Another popular foreign affairs pundit during the 1940s and 1950s was Walter Winchell.
What made Walter Winchell unique was that he was primarily a gossip columnist.
Originally a vaudeville performer, Winchell would eventually cover the vaudeville beat as a journalist
Would transition from industry magazines to newspapers, most notably the Hearst owned New York Mirror in 1929
In syndication, Winchell's column becomes most-read column in America. His column appeared in over 2,000 newspapers
Had power to shape trends, make or break careers
Labeled a "journalistic entertainer" by Ritchie, Winchell would often appear in movies and musical revues
Winchell's popularity would increase when he transitioned to radio, where he would eventually be land on NBC. He was on radio from 1930-1959 and TV from 1952-1954.
Sought out by FDR to support policies, Winchell would be become champion of New Deal, anti-Fascism
Turned increasingly conservative later in career, alienating audiences with his support for McCarthyism His show does not translate well to TV, and Winchell was unable to keep up with changing media landscape, though he was narrator for popular TV show "The Untouchables"
This trend includes many kinds of media entities under one massive corporate roof - newspapers, magazines, broadcasting, cable, movie studios, books, internet providers, phone service providers, and in some cases even theme parks and sports teams.
This has made entities that were once independent enterprises - such as the original big three TV networks (NBC, CBS, ABC) - into units within larger and more vast enterprises, with the news operations themselves a much smaller piece, proportionally, of that big conglomerate pie.
__________________ is emblematic of the move toward conglomeration.
He started in the news business with a family paper in Australia, acquired key newspaper and broadcast properties in the United Kingdom, and then moved into the United States media landscape with tabloids and later even the most establishment of newspapers, the Wall Street Journal.
His media empire - under the News Corporation and 21st Century Fox - is global, with hundreds of newspapers and TV channels around the world, plus the Fox television network, the Fox News Channel on Cable, and the movie studios of 20th Century Fox.

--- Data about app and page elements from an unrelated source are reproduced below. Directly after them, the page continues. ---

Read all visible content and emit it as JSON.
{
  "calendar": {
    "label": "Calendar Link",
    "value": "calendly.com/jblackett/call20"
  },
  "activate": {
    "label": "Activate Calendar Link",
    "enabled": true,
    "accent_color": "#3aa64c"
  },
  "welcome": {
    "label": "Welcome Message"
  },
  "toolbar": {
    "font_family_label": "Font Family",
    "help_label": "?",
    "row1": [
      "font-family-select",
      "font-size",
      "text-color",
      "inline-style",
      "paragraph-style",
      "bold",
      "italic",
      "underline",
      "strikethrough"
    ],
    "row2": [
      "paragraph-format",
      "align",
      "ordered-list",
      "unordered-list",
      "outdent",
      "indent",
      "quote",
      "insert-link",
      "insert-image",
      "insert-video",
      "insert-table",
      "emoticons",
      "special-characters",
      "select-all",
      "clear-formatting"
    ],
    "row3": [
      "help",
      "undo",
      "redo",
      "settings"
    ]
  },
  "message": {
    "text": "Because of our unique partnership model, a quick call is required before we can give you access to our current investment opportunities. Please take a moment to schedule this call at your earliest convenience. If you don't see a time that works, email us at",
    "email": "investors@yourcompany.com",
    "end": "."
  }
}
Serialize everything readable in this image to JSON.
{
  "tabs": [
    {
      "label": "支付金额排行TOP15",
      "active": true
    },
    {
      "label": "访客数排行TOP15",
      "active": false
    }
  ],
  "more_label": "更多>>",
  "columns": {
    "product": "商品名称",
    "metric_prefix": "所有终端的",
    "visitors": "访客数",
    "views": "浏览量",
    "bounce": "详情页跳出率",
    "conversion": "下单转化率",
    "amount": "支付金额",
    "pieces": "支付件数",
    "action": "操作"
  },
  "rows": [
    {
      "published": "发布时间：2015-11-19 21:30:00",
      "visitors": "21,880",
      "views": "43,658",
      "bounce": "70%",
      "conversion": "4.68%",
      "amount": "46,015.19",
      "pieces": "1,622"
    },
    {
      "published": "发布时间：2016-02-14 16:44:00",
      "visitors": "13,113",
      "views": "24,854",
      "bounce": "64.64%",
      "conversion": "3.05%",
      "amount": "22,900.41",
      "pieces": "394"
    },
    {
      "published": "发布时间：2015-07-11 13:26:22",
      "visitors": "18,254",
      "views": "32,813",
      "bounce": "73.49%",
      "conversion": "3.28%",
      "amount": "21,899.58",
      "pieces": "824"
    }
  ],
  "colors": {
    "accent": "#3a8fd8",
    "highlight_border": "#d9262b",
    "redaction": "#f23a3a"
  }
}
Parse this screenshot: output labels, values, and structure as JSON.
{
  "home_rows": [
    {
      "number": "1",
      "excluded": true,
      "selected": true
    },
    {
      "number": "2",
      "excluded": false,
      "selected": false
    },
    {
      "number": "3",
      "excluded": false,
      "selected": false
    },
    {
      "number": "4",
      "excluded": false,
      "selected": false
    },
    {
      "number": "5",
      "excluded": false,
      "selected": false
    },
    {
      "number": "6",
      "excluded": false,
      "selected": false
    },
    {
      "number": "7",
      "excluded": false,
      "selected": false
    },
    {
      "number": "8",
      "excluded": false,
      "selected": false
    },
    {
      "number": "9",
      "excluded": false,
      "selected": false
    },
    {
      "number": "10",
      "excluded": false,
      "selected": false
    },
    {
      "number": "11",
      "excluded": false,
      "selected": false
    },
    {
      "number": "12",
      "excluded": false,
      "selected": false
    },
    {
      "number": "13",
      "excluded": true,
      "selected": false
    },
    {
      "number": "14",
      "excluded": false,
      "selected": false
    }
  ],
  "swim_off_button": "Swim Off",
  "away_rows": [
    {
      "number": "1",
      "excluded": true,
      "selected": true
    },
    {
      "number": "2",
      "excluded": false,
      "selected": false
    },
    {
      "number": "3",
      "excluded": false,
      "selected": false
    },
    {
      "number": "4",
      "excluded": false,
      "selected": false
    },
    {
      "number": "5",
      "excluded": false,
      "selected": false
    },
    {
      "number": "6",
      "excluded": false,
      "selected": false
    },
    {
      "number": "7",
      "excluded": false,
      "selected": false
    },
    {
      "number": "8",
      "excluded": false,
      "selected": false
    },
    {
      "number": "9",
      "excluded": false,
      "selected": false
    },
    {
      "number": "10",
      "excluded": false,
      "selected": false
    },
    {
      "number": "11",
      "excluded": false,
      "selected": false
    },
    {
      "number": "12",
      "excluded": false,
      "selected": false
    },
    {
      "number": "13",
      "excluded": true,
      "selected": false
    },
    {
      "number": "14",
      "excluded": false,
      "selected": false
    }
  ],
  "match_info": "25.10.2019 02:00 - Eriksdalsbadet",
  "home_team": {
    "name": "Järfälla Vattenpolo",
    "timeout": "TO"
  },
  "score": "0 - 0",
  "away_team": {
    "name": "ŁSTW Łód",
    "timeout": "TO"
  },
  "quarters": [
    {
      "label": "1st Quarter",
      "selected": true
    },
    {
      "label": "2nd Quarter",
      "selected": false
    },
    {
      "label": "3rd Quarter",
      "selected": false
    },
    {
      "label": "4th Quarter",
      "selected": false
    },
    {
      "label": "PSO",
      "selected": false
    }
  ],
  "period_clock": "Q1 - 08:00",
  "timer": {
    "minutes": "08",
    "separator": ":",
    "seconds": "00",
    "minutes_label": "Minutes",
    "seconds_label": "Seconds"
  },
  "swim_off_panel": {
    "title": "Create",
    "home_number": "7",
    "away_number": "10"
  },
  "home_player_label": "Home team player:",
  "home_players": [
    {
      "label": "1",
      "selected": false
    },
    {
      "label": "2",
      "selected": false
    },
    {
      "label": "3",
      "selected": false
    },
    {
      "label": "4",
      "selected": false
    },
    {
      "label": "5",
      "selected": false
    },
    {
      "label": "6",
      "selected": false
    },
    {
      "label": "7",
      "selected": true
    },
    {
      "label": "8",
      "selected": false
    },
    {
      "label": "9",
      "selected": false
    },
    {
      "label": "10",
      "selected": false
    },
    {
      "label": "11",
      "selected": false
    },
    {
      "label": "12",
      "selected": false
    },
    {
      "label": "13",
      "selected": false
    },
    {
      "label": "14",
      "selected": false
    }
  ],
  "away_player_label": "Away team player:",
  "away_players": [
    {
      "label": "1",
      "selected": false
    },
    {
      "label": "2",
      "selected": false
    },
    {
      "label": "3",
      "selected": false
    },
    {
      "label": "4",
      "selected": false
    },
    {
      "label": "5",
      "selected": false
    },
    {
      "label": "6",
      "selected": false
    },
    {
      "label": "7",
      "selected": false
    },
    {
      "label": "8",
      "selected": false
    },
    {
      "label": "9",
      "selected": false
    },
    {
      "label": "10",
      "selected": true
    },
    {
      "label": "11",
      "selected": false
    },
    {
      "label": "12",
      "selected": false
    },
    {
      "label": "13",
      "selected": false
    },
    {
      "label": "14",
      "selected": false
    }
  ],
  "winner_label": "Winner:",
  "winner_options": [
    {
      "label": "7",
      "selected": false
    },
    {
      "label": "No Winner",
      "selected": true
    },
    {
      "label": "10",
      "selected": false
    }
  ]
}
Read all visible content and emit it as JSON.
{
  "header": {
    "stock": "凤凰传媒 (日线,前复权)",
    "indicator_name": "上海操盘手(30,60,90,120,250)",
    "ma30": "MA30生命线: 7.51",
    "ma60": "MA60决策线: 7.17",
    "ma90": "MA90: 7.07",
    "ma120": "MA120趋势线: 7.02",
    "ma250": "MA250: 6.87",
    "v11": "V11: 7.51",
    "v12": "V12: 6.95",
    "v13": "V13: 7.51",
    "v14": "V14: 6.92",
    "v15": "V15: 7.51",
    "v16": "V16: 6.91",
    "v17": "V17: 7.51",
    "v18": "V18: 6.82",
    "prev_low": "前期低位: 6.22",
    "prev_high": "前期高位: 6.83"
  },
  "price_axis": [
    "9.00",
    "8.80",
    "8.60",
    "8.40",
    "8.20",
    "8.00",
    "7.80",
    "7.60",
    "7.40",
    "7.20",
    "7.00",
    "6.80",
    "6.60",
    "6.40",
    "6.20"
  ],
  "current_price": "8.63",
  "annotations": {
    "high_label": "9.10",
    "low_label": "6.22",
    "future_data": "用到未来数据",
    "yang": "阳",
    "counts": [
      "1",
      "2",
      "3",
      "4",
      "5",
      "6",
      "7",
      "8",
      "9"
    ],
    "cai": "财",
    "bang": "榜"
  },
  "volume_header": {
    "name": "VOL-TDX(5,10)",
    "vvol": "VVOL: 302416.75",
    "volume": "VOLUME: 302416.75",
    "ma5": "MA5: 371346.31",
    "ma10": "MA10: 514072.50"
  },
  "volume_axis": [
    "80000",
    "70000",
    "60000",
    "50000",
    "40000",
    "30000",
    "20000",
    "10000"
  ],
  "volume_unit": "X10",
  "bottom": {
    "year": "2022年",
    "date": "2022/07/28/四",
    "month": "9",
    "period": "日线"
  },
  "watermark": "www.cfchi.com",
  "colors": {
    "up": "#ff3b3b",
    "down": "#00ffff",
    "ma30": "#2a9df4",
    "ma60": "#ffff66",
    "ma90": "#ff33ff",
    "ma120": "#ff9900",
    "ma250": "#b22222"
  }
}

__________________ conservative political bent, which manifested itself in a variety of ways over the years, contributed to debate about whether his ownership would affect news coverage in the Wall Street Journal and National Geographic
After a series of scandals, including a phone hacking scandal involving his British tabloid End of the World, News Corp split into two companies, 21st Century Fox (broadcasting) and News Corp (publishing and Australian broadcasting) in 2012
During the Penny Press era, as evolving newspapers reached new, larger audiences, we saw the rise of concerns as evidenced in the "Moral War" against James Gordon Bennett's New York Herald.
Later in the 19th century, as the circulation of individual newspapers soared above a million, there were concerns about "yellow journalism" using sensationalism to attract an ever-larger audience, including recent immigrants.
In the 20th century, the rise of mass media - including the emerging platforms of newsreels, radio and television - brought new concerns about the possibilities of a distorted view of reality, manipulation of public opinion, and overt propaganda. The ultimate fear was that the democratic process itself would be derailed in the process.
One reaction to this was the rise of studies of "media effects" leading to a variety of theories about the way media function in society.
Cognitive effects: short-term learning of information
Amount of learning depends on motivation of individual
Research shows that people learn more from people with whom the identify and pay more attention to
Attitudinal effects: People can develop feelings about a product, individual, idea, etc. on the basis of media content. Easier to get people to form a NEW opinion rather than to CHANGE an opinion.
Psychological effects: Media content can inspire fear, joy, revulsion,happiness, amusement,etc.
Behavioral effects: Spurring action such as clipping a coupon, buying a product, making a phone call, voting, etc. Can include imitative behavior, such as dressing a certain way